We studied 754 subjects who met the NINCDS-ADRDA criteria (National Institute of Neurological and Communicative Disorders and Stroke–Alzheimer’s Disease and Related Disorders Association) for probable or definite AD. These individuals were participants in the National Cell Repository for Alzheimer’s Disease at Indiana University, Indianapolis, or in ongoing studies at the Oregon Health and Science University Layton Aging and Alzheimer’s Disease Center, Portland, and University of Washington Alzheimer’s Disease Research Center, Seattle. All subjects (or their representatives) provided written informed consent according to procedures approved by the institutional review board at each participating site.
Standard methods were used to extract DNA, and genotyping was performed by TaqMan assay on an ABI PRISM 7900HT Sequence Detection system (Applied Biosystems, Foster City, Calif). The DNA from subjects known to be heterozygous for G2019S was included in all assays as a control. Power calculations were performed using Power and Precision software (Biostat, Englewood, NJ).
The demographic and clinical characteristics of the study group are presented in the Table. Histopathologic data sufficient for a diagnosis of definite AD were available for 47.1% of the subjects. The mean±SD age at onset was 67.5±10.2 years (range, 30–95 years). Approximately two thirds of the subjects had a family history of dementia (in at least 1 first-degree relative) and 96% were Caucasian.
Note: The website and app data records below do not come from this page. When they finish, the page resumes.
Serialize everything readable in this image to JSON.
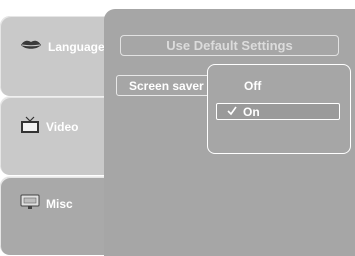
{
  "tabs": [
    {
      "label": "Language",
      "icon": "lips-icon"
    },
    {
      "label": "Video",
      "icon": "tv-icon"
    },
    {
      "label": "Misc",
      "icon": "misc-icon"
    }
  ],
  "panel": {
    "default_button": "Use Default Settings",
    "screen_saver_label": "Screen saver",
    "options": [
      {
        "label": "Off",
        "selected": false
      },
      {
        "label": "On",
        "selected": true
      }
    ]
  },
  "colors": {
    "tab_bg": "#c9c9c9",
    "tab_active_bg": "#a9a9a9",
    "panel_bg": "#a6a6a6",
    "text": "#ffffff"
  }
}
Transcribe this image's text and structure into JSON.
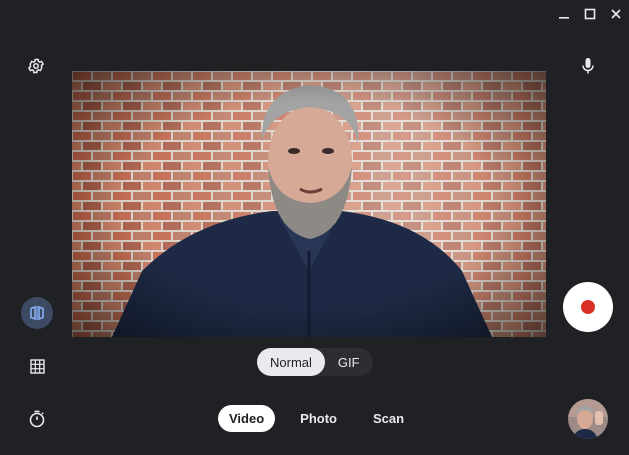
{
  "window_controls": {
    "minimize_icon": "minimize-icon",
    "maximize_icon": "maximize-icon",
    "close_icon": "close-icon"
  },
  "left_rail": {
    "settings_icon": "gear-icon",
    "mirror_icon": "mirror-icon",
    "grid_icon": "grid-icon",
    "timer_icon": "timer-icon"
  },
  "right_rail": {
    "mic_icon": "microphone-icon",
    "record_icon": "record-icon"
  },
  "video_modes": {
    "options": [
      "Normal",
      "GIF"
    ],
    "selected": "Normal"
  },
  "capture_modes": {
    "tabs": [
      "Video",
      "Photo",
      "Scan"
    ],
    "selected": "Video"
  },
  "colors": {
    "background": "#202124",
    "accent_record": "#d93025",
    "pill_selected": "#e8eaed"
  }
}
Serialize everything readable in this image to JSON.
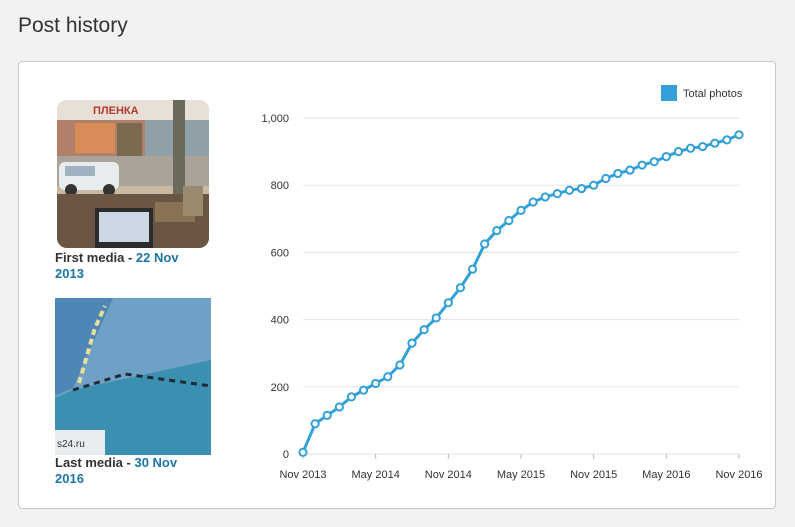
{
  "page": {
    "title": "Post history"
  },
  "first_media": {
    "label": "First media - ",
    "date": "22 Nov 2013",
    "image_sign_text": "ПЛЕНКА"
  },
  "last_media": {
    "label": "Last media - ",
    "date": "30 Nov 2016",
    "image_watermark": "s24.ru"
  },
  "colors": {
    "series": "#34a0d8",
    "accent_date": "#1b75a8",
    "grid": "#e3e3e3"
  },
  "chart_data": {
    "type": "line",
    "title": "",
    "xlabel": "",
    "ylabel": "",
    "ylim": [
      0,
      1000
    ],
    "yticks": [
      0,
      200,
      400,
      600,
      800,
      1000
    ],
    "ytick_labels": [
      "0",
      "200",
      "400",
      "600",
      "800",
      "1,000"
    ],
    "xticks": [
      "Nov 2013",
      "May 2014",
      "Nov 2014",
      "May 2015",
      "Nov 2015",
      "May 2016",
      "Nov 2016"
    ],
    "xlim": [
      "2013-11",
      "2016-11"
    ],
    "legend": {
      "position": "top-right",
      "entries": [
        "Total photos"
      ]
    },
    "grid": true,
    "series": [
      {
        "name": "Total photos",
        "color": "#34a0d8",
        "x": [
          "2013-11",
          "2013-12",
          "2014-01",
          "2014-02",
          "2014-03",
          "2014-04",
          "2014-05",
          "2014-06",
          "2014-07",
          "2014-08",
          "2014-09",
          "2014-10",
          "2014-11",
          "2014-12",
          "2015-01",
          "2015-02",
          "2015-03",
          "2015-04",
          "2015-05",
          "2015-06",
          "2015-07",
          "2015-08",
          "2015-09",
          "2015-10",
          "2015-11",
          "2015-12",
          "2016-01",
          "2016-02",
          "2016-03",
          "2016-04",
          "2016-05",
          "2016-06",
          "2016-07",
          "2016-08",
          "2016-09",
          "2016-10",
          "2016-11"
        ],
        "values": [
          5,
          90,
          115,
          140,
          170,
          190,
          210,
          230,
          265,
          330,
          370,
          405,
          450,
          495,
          550,
          625,
          665,
          695,
          725,
          750,
          765,
          775,
          785,
          790,
          800,
          820,
          835,
          845,
          860,
          870,
          885,
          900,
          910,
          915,
          925,
          935,
          950
        ]
      }
    ]
  }
}
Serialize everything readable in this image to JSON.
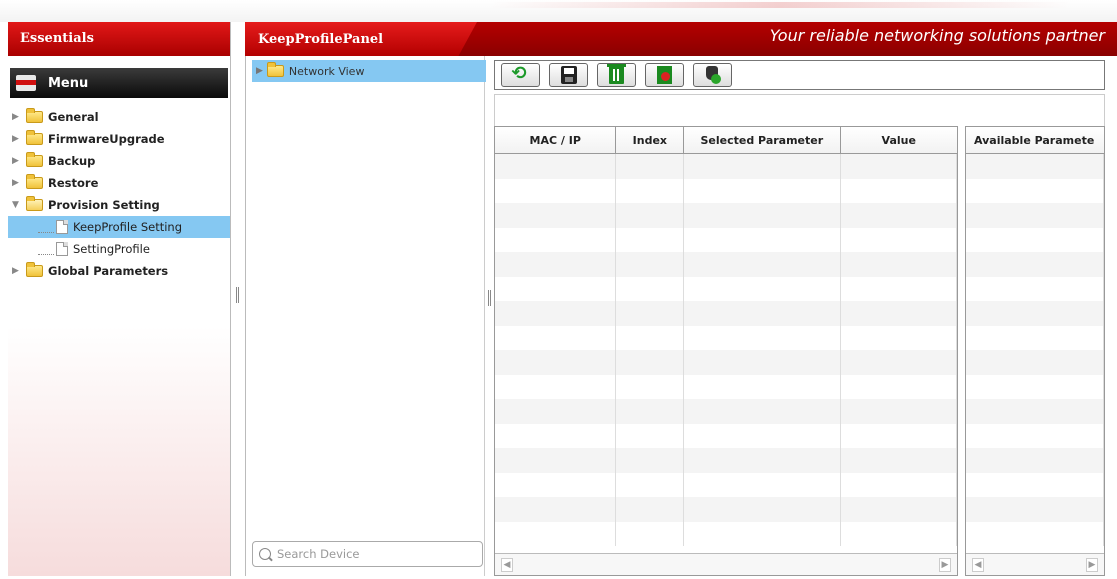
{
  "sidebar": {
    "title": "Essentials",
    "menu_label": "Menu",
    "items": [
      {
        "label": "General",
        "expanded": false
      },
      {
        "label": "FirmwareUpgrade",
        "expanded": false
      },
      {
        "label": "Backup",
        "expanded": false
      },
      {
        "label": "Restore",
        "expanded": false
      },
      {
        "label": "Provision Setting",
        "expanded": true,
        "children": [
          {
            "label": "KeepProfile Setting",
            "selected": true
          },
          {
            "label": "SettingProfile",
            "selected": false
          }
        ]
      },
      {
        "label": "Global Parameters",
        "expanded": false
      }
    ]
  },
  "header": {
    "panel_title": "KeepProfilePanel",
    "slogan": "Your reliable networking solutions partner"
  },
  "network_tree": {
    "root_label": "Network View"
  },
  "search": {
    "placeholder": "Search Device"
  },
  "toolbar": {
    "buttons": [
      {
        "name": "refresh",
        "icon": "refresh-icon"
      },
      {
        "name": "save",
        "icon": "save-icon"
      },
      {
        "name": "delete",
        "icon": "trash-icon"
      },
      {
        "name": "delete-selected",
        "icon": "trash-remove-icon"
      },
      {
        "name": "apply",
        "icon": "hand-check-icon"
      }
    ]
  },
  "grid": {
    "columns": [
      "MAC / IP",
      "Index",
      "Selected Parameter",
      "Value"
    ],
    "rows": []
  },
  "available_grid": {
    "columns": [
      "Available Paramete"
    ],
    "rows": []
  },
  "colors": {
    "brand_red": "#c40000",
    "selection_blue": "#85c8f2"
  }
}
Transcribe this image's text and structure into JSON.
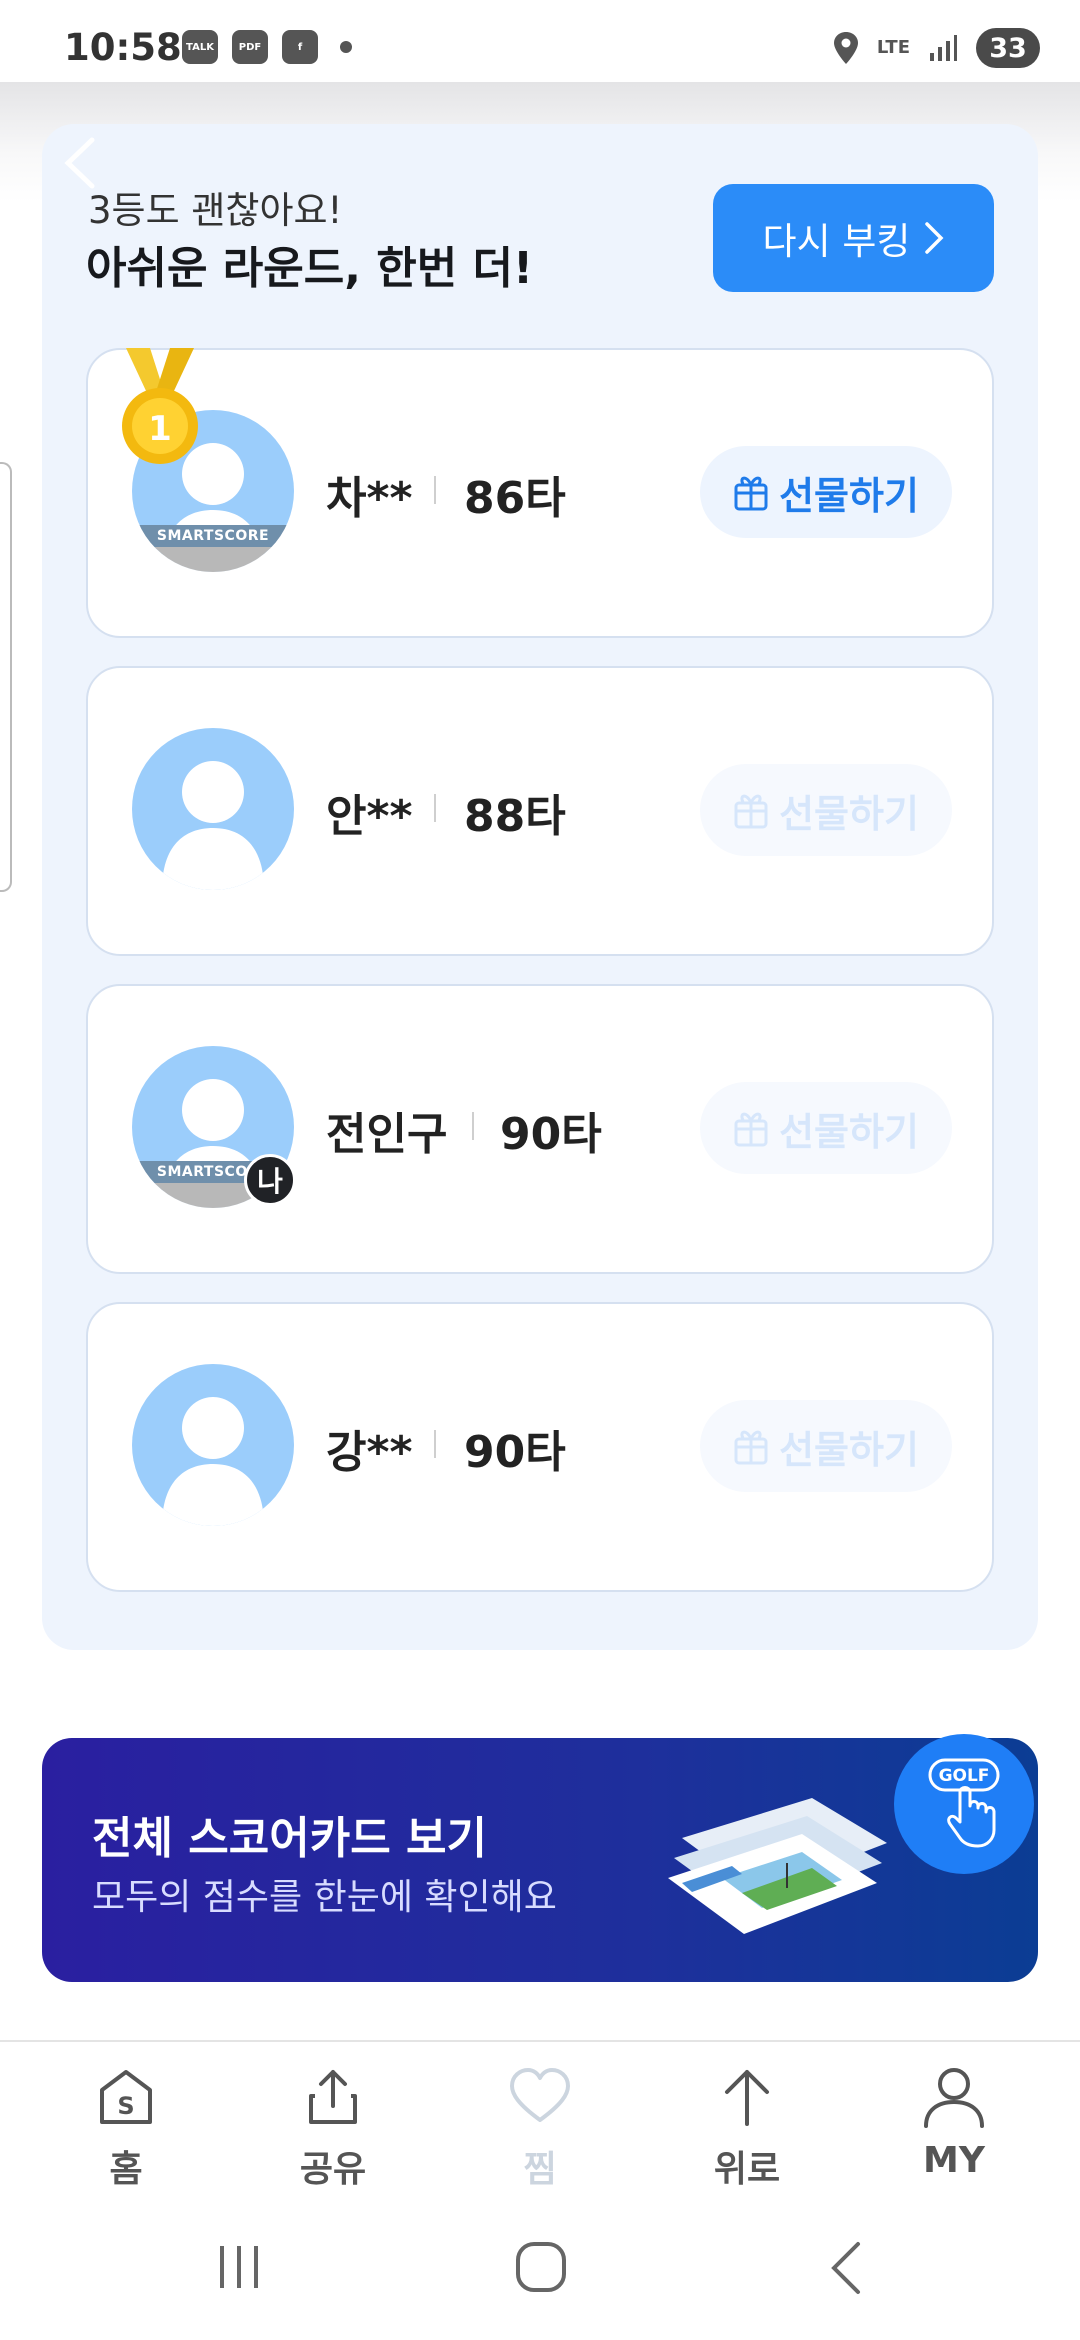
{
  "status_bar": {
    "time": "10:58",
    "network": "LTE",
    "battery": "33",
    "icons": [
      "talk-icon",
      "pdf-icon",
      "facebook-chat-icon",
      "location-icon",
      "signal-icon"
    ]
  },
  "header": {
    "subtitle": "3등도 괜찮아요!",
    "title": "아쉬운 라운드, 한번 더!",
    "rebook_label": "다시 부킹"
  },
  "players": [
    {
      "name": "차**",
      "score": "86타",
      "gift_label": "선물하기",
      "gift_enabled": true,
      "medal": "1",
      "smartscore": "SMARTSCORE",
      "me": false
    },
    {
      "name": "안**",
      "score": "88타",
      "gift_label": "선물하기",
      "gift_enabled": false,
      "me": false
    },
    {
      "name": "전인구",
      "score": "90타",
      "gift_label": "선물하기",
      "gift_enabled": false,
      "smartscore": "SMARTSCORE",
      "me": true,
      "me_label": "나"
    },
    {
      "name": "강**",
      "score": "90타",
      "gift_label": "선물하기",
      "gift_enabled": false,
      "me": false
    }
  ],
  "banner": {
    "title": "전체 스코어카드 보기",
    "subtitle": "모두의 점수를 한눈에 확인해요",
    "fab_label": "GOLF"
  },
  "bottom_nav": [
    {
      "label": "홈",
      "icon": "home-s-icon",
      "dim": false
    },
    {
      "label": "공유",
      "icon": "share-icon",
      "dim": false
    },
    {
      "label": "찜",
      "icon": "heart-icon",
      "dim": true
    },
    {
      "label": "위로",
      "icon": "arrow-up-icon",
      "dim": false
    },
    {
      "label": "MY",
      "icon": "person-icon",
      "dim": false
    }
  ],
  "colors": {
    "accent": "#2b8cf8",
    "panel_bg": "#eef4fd",
    "avatar": "#9bcdfb",
    "banner": "#22249d"
  }
}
We did not detect the G2019S mutation in any of the 754 subjects genotyped. Our analysis of 1508 chromosomes provided greater than 95% power (α=.05) to detect G2019 in the sample, assuming a frequency greater than or equal to 0.25% for the mutation in patients with AD in the population.
Our data suggest that G2019S, which occurs at a frequency of approximately 1% in sporadic5 and 3% in familial4,5 PD, is not a common cause of AD. We had adequate power to detect G2019S in our sample, which predominantly comprised cases with a family history of dementia, even if the true frequency of the mutation in AD was nearly 10-fold less than that in PD. Our findings are consistent with recent studies6,7 and argue that the concomitant AD pathology observed in some mutation-positive patients1 might simply be a chance occurrence rather than a direct result of dysfunction of the LRRK2-encoded product (dardarin) itself.
This study did not assess the frequency of less common PD-related LRRK2 mutations in AD nor did it address the existence of pathogenic mutations specific to AD. Furthermore, the role of LRRK2 in determining susceptibility to disorders other than AD and PD is not yet clear. Comprehensive studies of the gene in large samples of patients with other parkinsonian disorders, motor neuron disease, and non-AD dementing illnesses will be necessary to determine whether LRRK2 truly represents a molecular link between neurodegenerative diseases.
We thank the patients and their families for participating in the study and Dr William Lee, Stephen Ayres, Jason Isabelle, Erica Martinez, and Dora Yearout for technical support and assistance with data preparation.
Funding/Support: This study was supported by grants P01 AG017586, K08 NS044138, P30 AG008017, P50 AG005136, R01 NS036960, R01 NS048595, and U24 AG021886 from the National Institutes of Health, Bethesda, Md; a Research Enhancement Award Program grant and the Veterans Integrated Service Network 20 (VISN 20) Geriatric and Mental Illness Research, Education, and Clinical Centers, Department of Veterans Affairs, Washington, DC; and the New York State Department of Health Wadsworth Center, Albany.